**TASK REQUIREMENTS:** In the records that follow, find each line with the word "true" and copy it.

**Entries from a dataset of interfaces:**
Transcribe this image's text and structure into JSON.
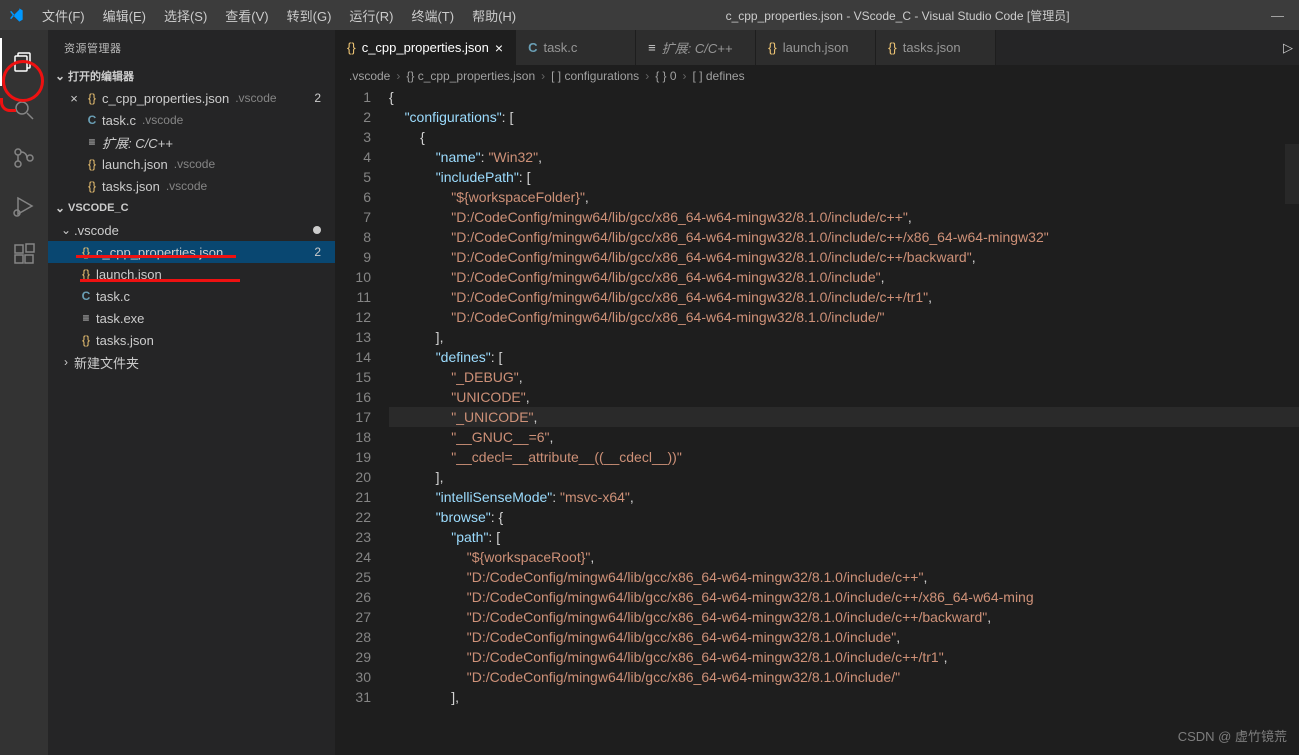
{
  "titlebar": {
    "menu": [
      "文件(F)",
      "编辑(E)",
      "选择(S)",
      "查看(V)",
      "转到(G)",
      "运行(R)",
      "终端(T)",
      "帮助(H)"
    ],
    "title": "c_cpp_properties.json - VScode_C - Visual Studio Code [管理员]"
  },
  "sidebar": {
    "title": "资源管理器",
    "openEditors": {
      "label": "打开的编辑器",
      "items": [
        {
          "icon": "{}",
          "iconClass": "icon-json",
          "name": "c_cpp_properties.json",
          "path": ".vscode",
          "badge": "2",
          "close": true
        },
        {
          "icon": "C",
          "iconClass": "icon-c",
          "name": "task.c",
          "path": ".vscode"
        },
        {
          "icon": "≡",
          "iconClass": "icon-ext",
          "name": "扩展: C/C++",
          "path": "",
          "italic": true
        },
        {
          "icon": "{}",
          "iconClass": "icon-json",
          "name": "launch.json",
          "path": ".vscode"
        },
        {
          "icon": "{}",
          "iconClass": "icon-json",
          "name": "tasks.json",
          "path": ".vscode"
        }
      ]
    },
    "workspace": {
      "label": "VSCODE_C",
      "folders": [
        {
          "type": "folder",
          "name": ".vscode",
          "modified": true,
          "expanded": true,
          "children": [
            {
              "icon": "{}",
              "iconClass": "icon-json",
              "name": "c_cpp_properties.json",
              "badge": "2",
              "selected": true
            },
            {
              "icon": "{}",
              "iconClass": "icon-json",
              "name": "launch.json"
            },
            {
              "icon": "C",
              "iconClass": "icon-c",
              "name": "task.c"
            },
            {
              "icon": "≡",
              "iconClass": "icon-ext",
              "name": "task.exe"
            },
            {
              "icon": "{}",
              "iconClass": "icon-json",
              "name": "tasks.json"
            }
          ]
        },
        {
          "type": "folder",
          "name": "新建文件夹",
          "expanded": false
        }
      ]
    }
  },
  "tabs": [
    {
      "icon": "{}",
      "iconClass": "icon-json",
      "label": "c_cpp_properties.json",
      "active": true,
      "close": "×"
    },
    {
      "icon": "C",
      "iconClass": "icon-c",
      "label": "task.c"
    },
    {
      "icon": "≡",
      "iconClass": "icon-ext",
      "label": "扩展: C/C++",
      "italic": true
    },
    {
      "icon": "{}",
      "iconClass": "icon-json",
      "label": "launch.json"
    },
    {
      "icon": "{}",
      "iconClass": "icon-json",
      "label": "tasks.json"
    }
  ],
  "breadcrumb": [
    ".vscode",
    "{} c_cpp_properties.json",
    "[ ] configurations",
    "{ } 0",
    "[ ] defines"
  ],
  "code": {
    "lines": [
      [
        [
          "{",
          "brace"
        ]
      ],
      [
        [
          "    ",
          ""
        ],
        [
          "\"configurations\"",
          "key"
        ],
        [
          ": [",
          "punct"
        ]
      ],
      [
        [
          "        {",
          "brace"
        ]
      ],
      [
        [
          "            ",
          ""
        ],
        [
          "\"name\"",
          "key"
        ],
        [
          ": ",
          "punct"
        ],
        [
          "\"Win32\"",
          "str"
        ],
        [
          ",",
          "punct"
        ]
      ],
      [
        [
          "            ",
          ""
        ],
        [
          "\"includePath\"",
          "key"
        ],
        [
          ": [",
          "punct"
        ]
      ],
      [
        [
          "                ",
          ""
        ],
        [
          "\"${workspaceFolder}\"",
          "str"
        ],
        [
          ",",
          "punct"
        ]
      ],
      [
        [
          "                ",
          ""
        ],
        [
          "\"D:/CodeConfig/mingw64/lib/gcc/x86_64-w64-mingw32/8.1.0/include/c++\"",
          "str"
        ],
        [
          ",",
          "punct"
        ]
      ],
      [
        [
          "                ",
          ""
        ],
        [
          "\"D:/CodeConfig/mingw64/lib/gcc/x86_64-w64-mingw32/8.1.0/include/c++/x86_64-w64-mingw32\"",
          "str"
        ]
      ],
      [
        [
          "                ",
          ""
        ],
        [
          "\"D:/CodeConfig/mingw64/lib/gcc/x86_64-w64-mingw32/8.1.0/include/c++/backward\"",
          "str"
        ],
        [
          ",",
          "punct"
        ]
      ],
      [
        [
          "                ",
          ""
        ],
        [
          "\"D:/CodeConfig/mingw64/lib/gcc/x86_64-w64-mingw32/8.1.0/include\"",
          "str"
        ],
        [
          ",",
          "punct"
        ]
      ],
      [
        [
          "                ",
          ""
        ],
        [
          "\"D:/CodeConfig/mingw64/lib/gcc/x86_64-w64-mingw32/8.1.0/include/c++/tr1\"",
          "str"
        ],
        [
          ",",
          "punct"
        ]
      ],
      [
        [
          "                ",
          ""
        ],
        [
          "\"D:/CodeConfig/mingw64/lib/gcc/x86_64-w64-mingw32/8.1.0/include/\"",
          "str"
        ]
      ],
      [
        [
          "            ],",
          "punct"
        ]
      ],
      [
        [
          "            ",
          ""
        ],
        [
          "\"defines\"",
          "key"
        ],
        [
          ": [",
          "punct"
        ]
      ],
      [
        [
          "                ",
          ""
        ],
        [
          "\"_DEBUG\"",
          "str"
        ],
        [
          ",",
          "punct"
        ]
      ],
      [
        [
          "                ",
          ""
        ],
        [
          "\"UNICODE\"",
          "str"
        ],
        [
          ",",
          "punct"
        ]
      ],
      [
        [
          "                ",
          ""
        ],
        [
          "\"_UNICODE\"",
          "str"
        ],
        [
          ",",
          "punct"
        ]
      ],
      [
        [
          "                ",
          ""
        ],
        [
          "\"__GNUC__=6\"",
          "str"
        ],
        [
          ",",
          "punct"
        ]
      ],
      [
        [
          "                ",
          ""
        ],
        [
          "\"__cdecl=__attribute__((__cdecl__))\"",
          "str"
        ]
      ],
      [
        [
          "            ],",
          "punct"
        ]
      ],
      [
        [
          "            ",
          ""
        ],
        [
          "\"intelliSenseMode\"",
          "key"
        ],
        [
          ": ",
          "punct"
        ],
        [
          "\"msvc-x64\"",
          "str"
        ],
        [
          ",",
          "punct"
        ]
      ],
      [
        [
          "            ",
          ""
        ],
        [
          "\"browse\"",
          "key"
        ],
        [
          ": {",
          "punct"
        ]
      ],
      [
        [
          "                ",
          ""
        ],
        [
          "\"path\"",
          "key"
        ],
        [
          ": [",
          "punct"
        ]
      ],
      [
        [
          "                    ",
          ""
        ],
        [
          "\"${workspaceRoot}\"",
          "str"
        ],
        [
          ",",
          "punct"
        ]
      ],
      [
        [
          "                    ",
          ""
        ],
        [
          "\"D:/CodeConfig/mingw64/lib/gcc/x86_64-w64-mingw32/8.1.0/include/c++\"",
          "str"
        ],
        [
          ",",
          "punct"
        ]
      ],
      [
        [
          "                    ",
          ""
        ],
        [
          "\"D:/CodeConfig/mingw64/lib/gcc/x86_64-w64-mingw32/8.1.0/include/c++/x86_64-w64-ming",
          "str"
        ]
      ],
      [
        [
          "                    ",
          ""
        ],
        [
          "\"D:/CodeConfig/mingw64/lib/gcc/x86_64-w64-mingw32/8.1.0/include/c++/backward\"",
          "str"
        ],
        [
          ",",
          "punct"
        ]
      ],
      [
        [
          "                    ",
          ""
        ],
        [
          "\"D:/CodeConfig/mingw64/lib/gcc/x86_64-w64-mingw32/8.1.0/include\"",
          "str"
        ],
        [
          ",",
          "punct"
        ]
      ],
      [
        [
          "                    ",
          ""
        ],
        [
          "\"D:/CodeConfig/mingw64/lib/gcc/x86_64-w64-mingw32/8.1.0/include/c++/tr1\"",
          "str"
        ],
        [
          ",",
          "punct"
        ]
      ],
      [
        [
          "                    ",
          ""
        ],
        [
          "\"D:/CodeConfig/mingw64/lib/gcc/x86_64-w64-mingw32/8.1.0/include/\"",
          "str"
        ]
      ],
      [
        [
          "                ],",
          "punct"
        ]
      ]
    ]
  },
  "watermark": "CSDN @ 虚竹镜荒"
}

**RESPONSE:**
          "close": true
          "italic": true
          "modified": true,
          "expanded": true,
              "selected": true
      "active": true,
      "italic": true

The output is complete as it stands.